• Problem statement: Whichever lines of the entries hold the word "maven" should be identified and copied.

• Data provided:
#####
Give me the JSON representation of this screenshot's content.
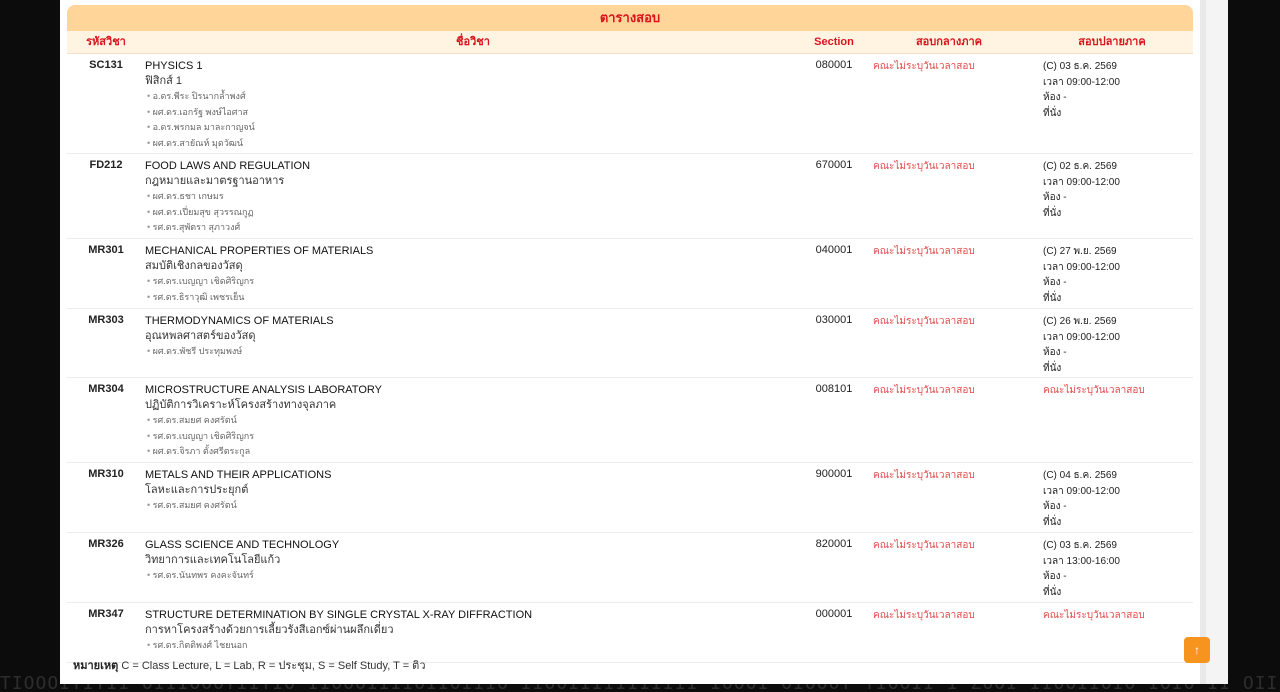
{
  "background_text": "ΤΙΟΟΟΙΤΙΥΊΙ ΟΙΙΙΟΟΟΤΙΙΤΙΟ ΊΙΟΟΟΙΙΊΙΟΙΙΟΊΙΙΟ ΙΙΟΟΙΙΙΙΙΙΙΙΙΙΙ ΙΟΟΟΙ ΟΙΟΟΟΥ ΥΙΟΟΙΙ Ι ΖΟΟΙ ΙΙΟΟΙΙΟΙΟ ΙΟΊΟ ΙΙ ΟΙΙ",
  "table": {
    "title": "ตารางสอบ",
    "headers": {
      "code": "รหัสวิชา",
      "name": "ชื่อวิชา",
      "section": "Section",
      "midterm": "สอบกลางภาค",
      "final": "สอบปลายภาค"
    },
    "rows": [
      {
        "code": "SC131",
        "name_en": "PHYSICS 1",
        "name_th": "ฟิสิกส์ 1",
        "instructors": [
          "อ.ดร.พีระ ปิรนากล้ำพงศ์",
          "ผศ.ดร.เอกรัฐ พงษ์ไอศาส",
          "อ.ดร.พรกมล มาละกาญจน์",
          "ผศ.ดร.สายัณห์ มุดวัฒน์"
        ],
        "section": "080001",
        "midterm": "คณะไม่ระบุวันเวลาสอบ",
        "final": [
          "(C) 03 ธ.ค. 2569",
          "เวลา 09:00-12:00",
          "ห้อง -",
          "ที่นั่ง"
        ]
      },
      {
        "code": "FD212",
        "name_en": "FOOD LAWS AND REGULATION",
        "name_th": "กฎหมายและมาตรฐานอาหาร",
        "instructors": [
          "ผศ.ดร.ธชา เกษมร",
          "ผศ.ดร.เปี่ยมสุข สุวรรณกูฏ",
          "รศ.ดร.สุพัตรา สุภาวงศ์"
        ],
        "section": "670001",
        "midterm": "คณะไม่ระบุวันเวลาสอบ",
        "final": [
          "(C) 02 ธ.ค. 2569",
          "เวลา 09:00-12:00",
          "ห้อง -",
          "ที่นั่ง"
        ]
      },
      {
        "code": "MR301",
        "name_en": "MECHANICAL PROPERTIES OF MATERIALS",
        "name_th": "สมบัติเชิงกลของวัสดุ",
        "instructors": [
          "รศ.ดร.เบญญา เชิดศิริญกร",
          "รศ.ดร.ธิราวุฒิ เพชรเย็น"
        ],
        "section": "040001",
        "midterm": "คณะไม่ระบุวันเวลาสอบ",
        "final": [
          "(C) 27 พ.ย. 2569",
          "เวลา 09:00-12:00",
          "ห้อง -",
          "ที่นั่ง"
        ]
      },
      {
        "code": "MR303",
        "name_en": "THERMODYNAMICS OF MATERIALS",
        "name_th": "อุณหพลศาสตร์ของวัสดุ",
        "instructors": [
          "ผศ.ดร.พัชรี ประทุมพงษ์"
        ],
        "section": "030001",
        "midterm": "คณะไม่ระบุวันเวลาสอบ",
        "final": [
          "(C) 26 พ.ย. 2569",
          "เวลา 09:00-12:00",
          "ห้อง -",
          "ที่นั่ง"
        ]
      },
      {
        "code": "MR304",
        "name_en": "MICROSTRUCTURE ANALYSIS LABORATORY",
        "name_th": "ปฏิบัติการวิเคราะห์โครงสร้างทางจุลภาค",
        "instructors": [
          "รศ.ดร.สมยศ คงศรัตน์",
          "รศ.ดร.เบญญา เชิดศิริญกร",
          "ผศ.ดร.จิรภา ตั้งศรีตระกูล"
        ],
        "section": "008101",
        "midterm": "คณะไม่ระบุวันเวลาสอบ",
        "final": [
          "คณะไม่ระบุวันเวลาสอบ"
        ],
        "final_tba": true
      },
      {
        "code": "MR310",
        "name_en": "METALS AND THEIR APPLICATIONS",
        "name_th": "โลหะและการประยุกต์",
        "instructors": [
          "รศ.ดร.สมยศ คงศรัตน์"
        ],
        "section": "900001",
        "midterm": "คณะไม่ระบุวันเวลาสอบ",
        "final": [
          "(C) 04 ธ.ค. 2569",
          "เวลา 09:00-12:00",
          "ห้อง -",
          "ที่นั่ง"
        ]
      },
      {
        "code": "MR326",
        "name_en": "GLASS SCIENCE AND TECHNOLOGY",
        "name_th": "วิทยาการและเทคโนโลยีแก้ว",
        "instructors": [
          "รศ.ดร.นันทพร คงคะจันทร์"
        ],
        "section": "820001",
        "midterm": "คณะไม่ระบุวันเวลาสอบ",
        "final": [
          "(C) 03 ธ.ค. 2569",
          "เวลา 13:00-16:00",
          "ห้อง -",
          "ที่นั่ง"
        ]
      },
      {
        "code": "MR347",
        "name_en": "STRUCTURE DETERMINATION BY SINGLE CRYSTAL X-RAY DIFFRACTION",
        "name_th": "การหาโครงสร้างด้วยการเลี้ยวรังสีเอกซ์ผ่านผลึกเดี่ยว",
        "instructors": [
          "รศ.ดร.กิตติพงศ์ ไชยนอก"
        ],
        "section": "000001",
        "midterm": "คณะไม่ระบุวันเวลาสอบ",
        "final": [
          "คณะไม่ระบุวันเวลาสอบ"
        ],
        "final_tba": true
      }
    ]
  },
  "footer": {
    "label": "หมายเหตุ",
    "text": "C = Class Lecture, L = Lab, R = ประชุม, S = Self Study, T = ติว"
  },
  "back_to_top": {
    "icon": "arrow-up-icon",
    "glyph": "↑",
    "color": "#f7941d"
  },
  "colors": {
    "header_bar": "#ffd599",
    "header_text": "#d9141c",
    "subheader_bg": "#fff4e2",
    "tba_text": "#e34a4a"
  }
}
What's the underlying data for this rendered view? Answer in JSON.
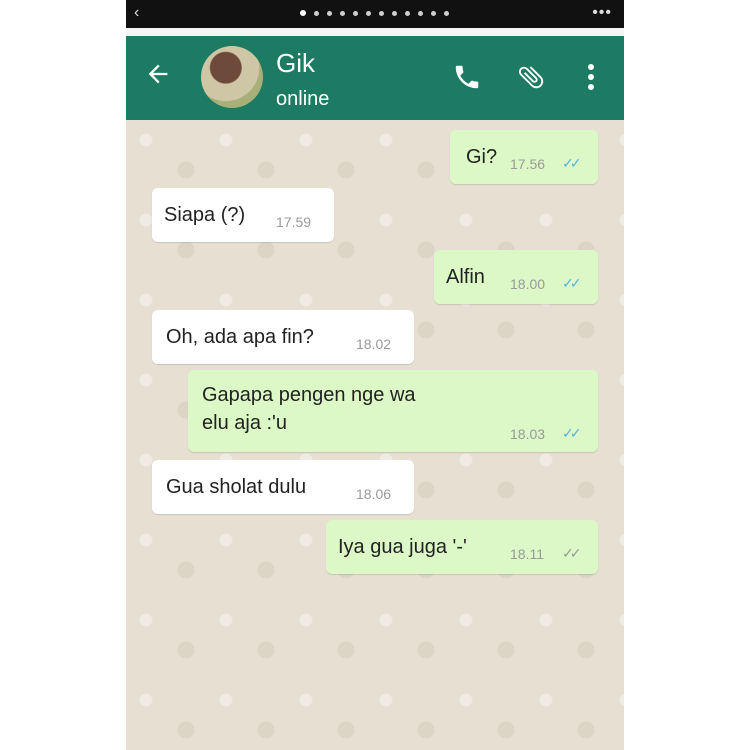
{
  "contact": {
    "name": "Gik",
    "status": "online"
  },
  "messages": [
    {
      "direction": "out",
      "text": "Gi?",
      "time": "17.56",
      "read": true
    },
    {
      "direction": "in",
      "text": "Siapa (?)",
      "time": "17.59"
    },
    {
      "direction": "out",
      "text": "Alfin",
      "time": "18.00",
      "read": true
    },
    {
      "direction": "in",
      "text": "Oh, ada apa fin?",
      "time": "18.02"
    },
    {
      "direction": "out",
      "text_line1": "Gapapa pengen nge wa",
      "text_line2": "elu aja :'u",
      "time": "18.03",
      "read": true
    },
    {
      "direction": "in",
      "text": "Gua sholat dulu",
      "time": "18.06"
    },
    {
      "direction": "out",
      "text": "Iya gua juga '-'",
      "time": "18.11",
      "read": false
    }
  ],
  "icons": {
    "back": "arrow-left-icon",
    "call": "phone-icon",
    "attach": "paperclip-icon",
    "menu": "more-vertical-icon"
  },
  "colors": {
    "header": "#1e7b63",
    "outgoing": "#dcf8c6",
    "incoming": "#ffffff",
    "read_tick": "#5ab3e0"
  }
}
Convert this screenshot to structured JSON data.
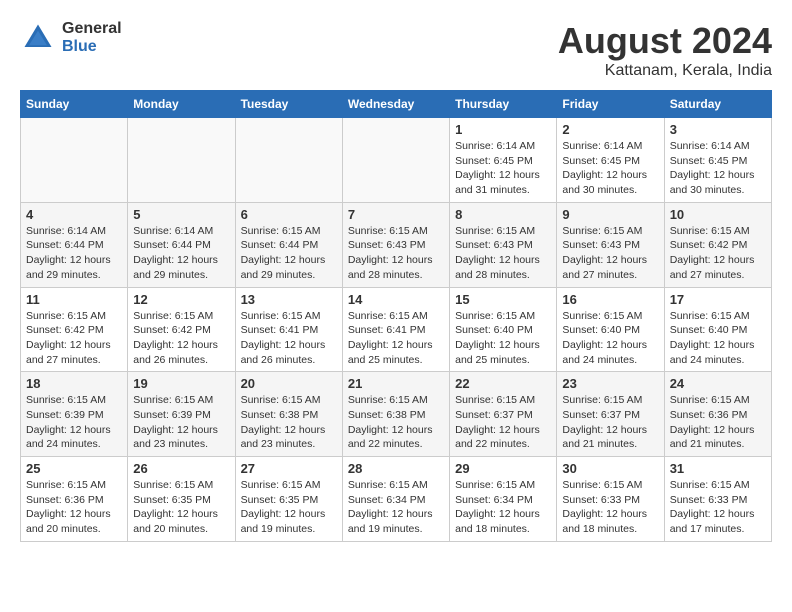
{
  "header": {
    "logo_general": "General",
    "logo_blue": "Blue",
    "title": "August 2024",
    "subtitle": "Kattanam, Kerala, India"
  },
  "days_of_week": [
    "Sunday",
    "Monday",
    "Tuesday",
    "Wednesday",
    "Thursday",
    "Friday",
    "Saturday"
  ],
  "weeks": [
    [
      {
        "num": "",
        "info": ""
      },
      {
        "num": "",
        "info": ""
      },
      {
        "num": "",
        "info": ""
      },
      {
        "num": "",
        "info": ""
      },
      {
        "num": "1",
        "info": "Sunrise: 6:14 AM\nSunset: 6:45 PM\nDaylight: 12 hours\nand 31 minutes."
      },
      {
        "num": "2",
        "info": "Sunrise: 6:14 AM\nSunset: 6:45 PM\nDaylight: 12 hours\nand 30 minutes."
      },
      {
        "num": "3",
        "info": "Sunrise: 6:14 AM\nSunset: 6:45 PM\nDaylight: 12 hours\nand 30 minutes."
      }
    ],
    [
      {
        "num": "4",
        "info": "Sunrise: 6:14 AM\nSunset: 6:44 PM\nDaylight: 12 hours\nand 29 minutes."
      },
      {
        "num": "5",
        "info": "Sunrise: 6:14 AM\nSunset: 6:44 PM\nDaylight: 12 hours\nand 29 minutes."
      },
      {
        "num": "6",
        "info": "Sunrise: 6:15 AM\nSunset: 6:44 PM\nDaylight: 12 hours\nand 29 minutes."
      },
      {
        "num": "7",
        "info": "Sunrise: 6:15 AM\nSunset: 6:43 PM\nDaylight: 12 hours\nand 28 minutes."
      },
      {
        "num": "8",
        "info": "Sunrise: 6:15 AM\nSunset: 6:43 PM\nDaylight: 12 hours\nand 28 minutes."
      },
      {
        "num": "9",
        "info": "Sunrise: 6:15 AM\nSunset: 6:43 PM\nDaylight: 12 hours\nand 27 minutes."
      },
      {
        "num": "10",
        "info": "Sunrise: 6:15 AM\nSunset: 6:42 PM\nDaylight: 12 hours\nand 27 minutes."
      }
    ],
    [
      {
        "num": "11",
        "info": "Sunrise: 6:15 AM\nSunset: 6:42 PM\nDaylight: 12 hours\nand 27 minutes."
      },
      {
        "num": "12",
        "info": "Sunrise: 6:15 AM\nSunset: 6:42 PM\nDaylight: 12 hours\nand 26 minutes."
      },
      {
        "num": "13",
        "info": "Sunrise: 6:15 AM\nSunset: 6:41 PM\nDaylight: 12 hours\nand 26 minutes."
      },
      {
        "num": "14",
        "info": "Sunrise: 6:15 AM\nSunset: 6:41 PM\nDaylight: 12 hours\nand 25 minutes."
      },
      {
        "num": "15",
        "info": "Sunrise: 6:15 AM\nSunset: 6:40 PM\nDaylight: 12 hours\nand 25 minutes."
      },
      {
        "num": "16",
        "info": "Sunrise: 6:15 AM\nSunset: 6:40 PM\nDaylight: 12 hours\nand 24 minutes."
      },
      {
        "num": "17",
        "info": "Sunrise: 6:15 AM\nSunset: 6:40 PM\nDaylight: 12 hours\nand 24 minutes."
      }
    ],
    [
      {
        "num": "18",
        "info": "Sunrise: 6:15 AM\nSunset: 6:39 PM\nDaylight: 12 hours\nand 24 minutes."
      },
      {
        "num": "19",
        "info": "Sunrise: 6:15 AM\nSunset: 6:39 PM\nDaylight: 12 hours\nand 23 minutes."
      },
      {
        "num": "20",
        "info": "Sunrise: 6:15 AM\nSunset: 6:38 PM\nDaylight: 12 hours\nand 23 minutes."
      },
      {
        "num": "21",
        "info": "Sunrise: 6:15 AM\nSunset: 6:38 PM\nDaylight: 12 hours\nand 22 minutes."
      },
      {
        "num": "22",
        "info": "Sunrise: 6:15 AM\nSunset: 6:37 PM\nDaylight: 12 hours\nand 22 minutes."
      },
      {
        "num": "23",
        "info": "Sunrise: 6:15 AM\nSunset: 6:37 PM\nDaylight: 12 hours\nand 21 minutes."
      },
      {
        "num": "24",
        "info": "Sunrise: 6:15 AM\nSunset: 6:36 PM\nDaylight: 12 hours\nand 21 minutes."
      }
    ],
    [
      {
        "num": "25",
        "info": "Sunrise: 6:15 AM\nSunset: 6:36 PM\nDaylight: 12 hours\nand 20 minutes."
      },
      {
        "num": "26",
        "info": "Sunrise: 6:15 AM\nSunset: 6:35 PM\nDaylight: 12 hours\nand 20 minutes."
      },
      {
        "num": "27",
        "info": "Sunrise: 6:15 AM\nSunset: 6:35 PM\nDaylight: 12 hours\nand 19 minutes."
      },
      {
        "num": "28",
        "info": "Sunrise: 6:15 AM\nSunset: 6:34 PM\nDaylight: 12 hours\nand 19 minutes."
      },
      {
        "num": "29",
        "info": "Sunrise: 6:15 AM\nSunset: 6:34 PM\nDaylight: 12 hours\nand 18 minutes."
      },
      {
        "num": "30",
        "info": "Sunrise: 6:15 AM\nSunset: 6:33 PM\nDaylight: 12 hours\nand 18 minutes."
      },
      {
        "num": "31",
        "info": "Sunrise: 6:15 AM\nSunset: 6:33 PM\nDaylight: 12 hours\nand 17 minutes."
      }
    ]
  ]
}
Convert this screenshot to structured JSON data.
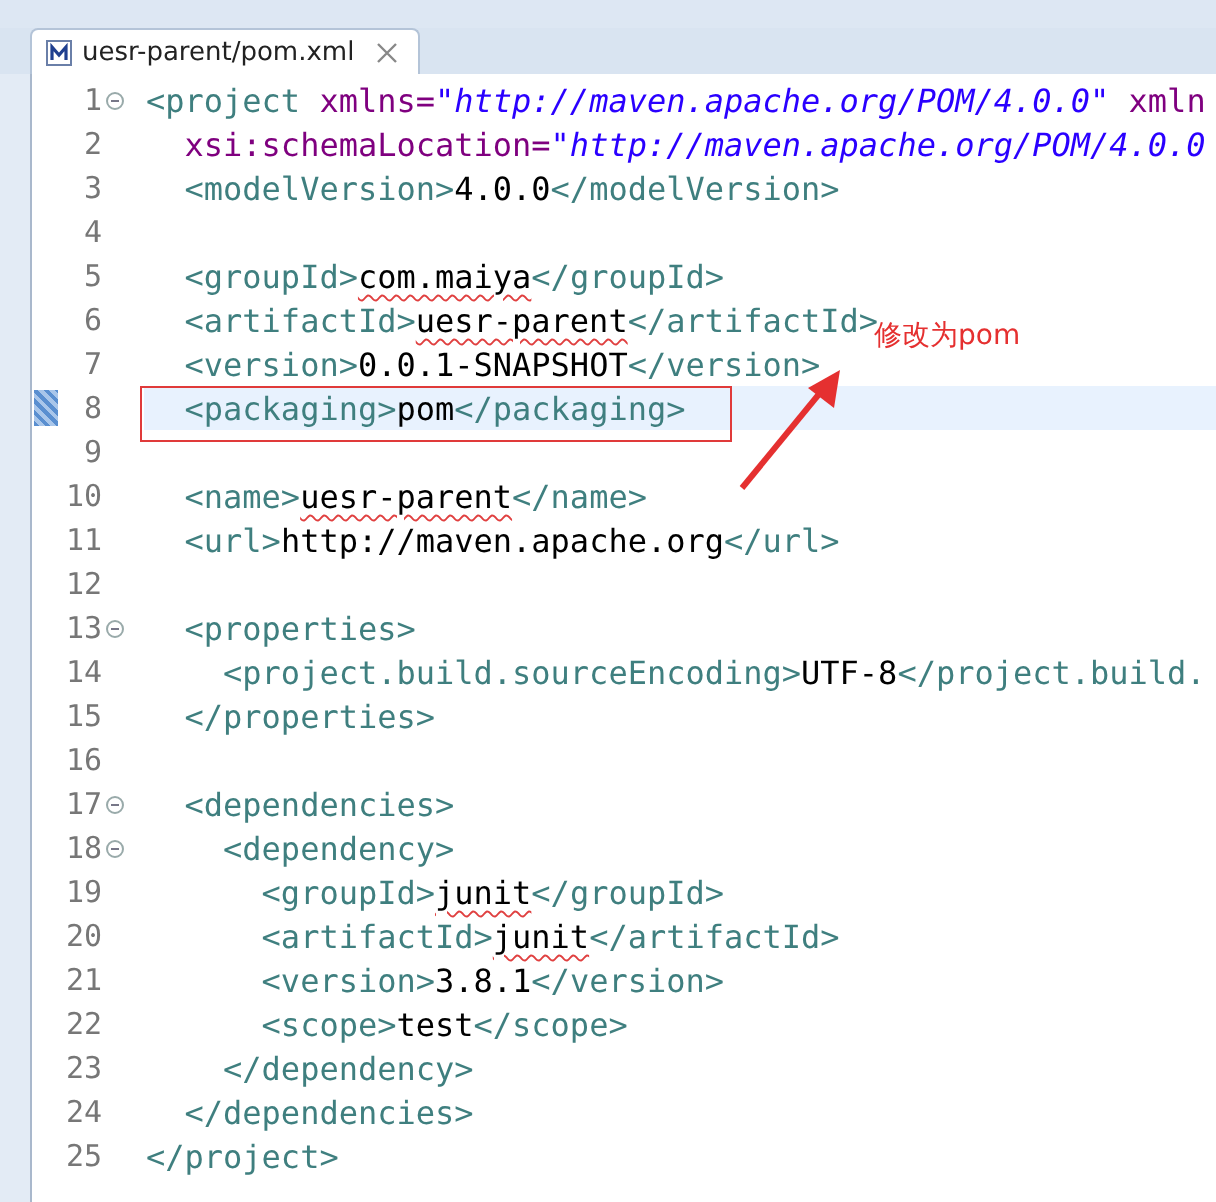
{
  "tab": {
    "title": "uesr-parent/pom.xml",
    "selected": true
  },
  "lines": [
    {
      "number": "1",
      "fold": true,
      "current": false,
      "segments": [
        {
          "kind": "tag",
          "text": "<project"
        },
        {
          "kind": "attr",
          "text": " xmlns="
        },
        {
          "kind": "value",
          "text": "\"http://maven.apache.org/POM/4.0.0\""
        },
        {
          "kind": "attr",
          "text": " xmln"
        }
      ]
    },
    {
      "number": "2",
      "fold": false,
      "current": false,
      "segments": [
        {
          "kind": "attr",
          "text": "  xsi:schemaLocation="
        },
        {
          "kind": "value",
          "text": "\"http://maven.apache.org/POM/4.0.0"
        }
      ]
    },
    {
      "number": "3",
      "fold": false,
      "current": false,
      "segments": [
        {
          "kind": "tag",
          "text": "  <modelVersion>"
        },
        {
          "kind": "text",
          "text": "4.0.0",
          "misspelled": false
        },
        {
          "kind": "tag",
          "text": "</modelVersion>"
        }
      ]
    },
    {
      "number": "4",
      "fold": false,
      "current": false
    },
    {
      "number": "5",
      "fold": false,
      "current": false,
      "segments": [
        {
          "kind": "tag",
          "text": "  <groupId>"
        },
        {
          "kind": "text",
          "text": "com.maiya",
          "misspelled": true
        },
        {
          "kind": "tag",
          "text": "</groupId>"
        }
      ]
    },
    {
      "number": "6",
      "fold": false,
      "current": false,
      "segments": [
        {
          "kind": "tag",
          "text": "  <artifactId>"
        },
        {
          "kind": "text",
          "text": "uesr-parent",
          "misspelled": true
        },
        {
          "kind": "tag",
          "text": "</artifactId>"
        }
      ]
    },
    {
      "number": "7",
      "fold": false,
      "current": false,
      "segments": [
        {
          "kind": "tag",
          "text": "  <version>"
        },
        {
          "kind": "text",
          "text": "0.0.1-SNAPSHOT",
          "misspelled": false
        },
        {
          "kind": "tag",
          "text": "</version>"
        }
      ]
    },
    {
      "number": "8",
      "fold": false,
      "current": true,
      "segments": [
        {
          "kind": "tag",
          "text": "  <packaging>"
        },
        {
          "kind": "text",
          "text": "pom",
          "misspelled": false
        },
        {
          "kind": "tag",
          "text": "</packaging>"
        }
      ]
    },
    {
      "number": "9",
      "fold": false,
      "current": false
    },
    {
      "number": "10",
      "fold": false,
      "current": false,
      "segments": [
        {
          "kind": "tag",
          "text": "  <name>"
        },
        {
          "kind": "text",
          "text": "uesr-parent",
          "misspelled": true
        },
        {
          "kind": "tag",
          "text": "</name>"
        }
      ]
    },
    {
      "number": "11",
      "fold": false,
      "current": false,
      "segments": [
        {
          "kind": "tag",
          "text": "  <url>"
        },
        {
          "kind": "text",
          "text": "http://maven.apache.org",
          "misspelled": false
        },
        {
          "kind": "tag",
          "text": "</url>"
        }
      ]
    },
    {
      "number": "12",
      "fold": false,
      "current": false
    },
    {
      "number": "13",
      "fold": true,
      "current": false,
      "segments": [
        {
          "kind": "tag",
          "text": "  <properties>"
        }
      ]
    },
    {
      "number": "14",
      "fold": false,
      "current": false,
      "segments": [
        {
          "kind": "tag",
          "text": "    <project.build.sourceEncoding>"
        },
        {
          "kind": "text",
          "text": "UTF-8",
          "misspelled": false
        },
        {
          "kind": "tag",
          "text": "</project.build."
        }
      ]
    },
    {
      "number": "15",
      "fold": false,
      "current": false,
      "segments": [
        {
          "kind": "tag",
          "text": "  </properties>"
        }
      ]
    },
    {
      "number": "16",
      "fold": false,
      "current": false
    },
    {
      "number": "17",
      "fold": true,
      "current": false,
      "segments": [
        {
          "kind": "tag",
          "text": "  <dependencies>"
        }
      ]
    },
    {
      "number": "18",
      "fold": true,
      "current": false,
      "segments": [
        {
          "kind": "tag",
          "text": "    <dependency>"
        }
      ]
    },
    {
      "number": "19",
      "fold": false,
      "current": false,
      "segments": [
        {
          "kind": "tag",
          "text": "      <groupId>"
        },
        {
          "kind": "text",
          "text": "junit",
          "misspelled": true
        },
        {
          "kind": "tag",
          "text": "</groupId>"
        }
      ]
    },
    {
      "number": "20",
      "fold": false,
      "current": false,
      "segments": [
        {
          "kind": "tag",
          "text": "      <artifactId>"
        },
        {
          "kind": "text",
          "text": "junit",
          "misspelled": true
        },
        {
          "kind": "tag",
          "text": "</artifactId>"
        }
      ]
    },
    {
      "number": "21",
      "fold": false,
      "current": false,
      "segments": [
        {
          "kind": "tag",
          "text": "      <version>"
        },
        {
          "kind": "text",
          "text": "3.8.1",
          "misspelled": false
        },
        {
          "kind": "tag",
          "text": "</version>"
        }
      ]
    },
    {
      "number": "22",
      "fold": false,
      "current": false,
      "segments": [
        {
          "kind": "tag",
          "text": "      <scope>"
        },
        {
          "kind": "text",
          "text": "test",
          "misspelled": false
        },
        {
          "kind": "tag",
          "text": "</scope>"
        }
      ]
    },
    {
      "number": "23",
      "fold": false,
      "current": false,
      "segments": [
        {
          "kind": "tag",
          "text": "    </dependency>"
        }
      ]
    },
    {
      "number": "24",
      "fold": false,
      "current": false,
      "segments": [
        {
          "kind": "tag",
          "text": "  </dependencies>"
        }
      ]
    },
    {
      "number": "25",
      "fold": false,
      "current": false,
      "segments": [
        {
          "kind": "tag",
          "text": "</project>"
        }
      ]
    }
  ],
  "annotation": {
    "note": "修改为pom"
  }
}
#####
• Response below:
          "text": "\"http://maven.apache.org/POM/4.0.0\""
          "text": "\"http://maven.apache.org/POM/4.0.0"
          "text": "http://maven.apache.org",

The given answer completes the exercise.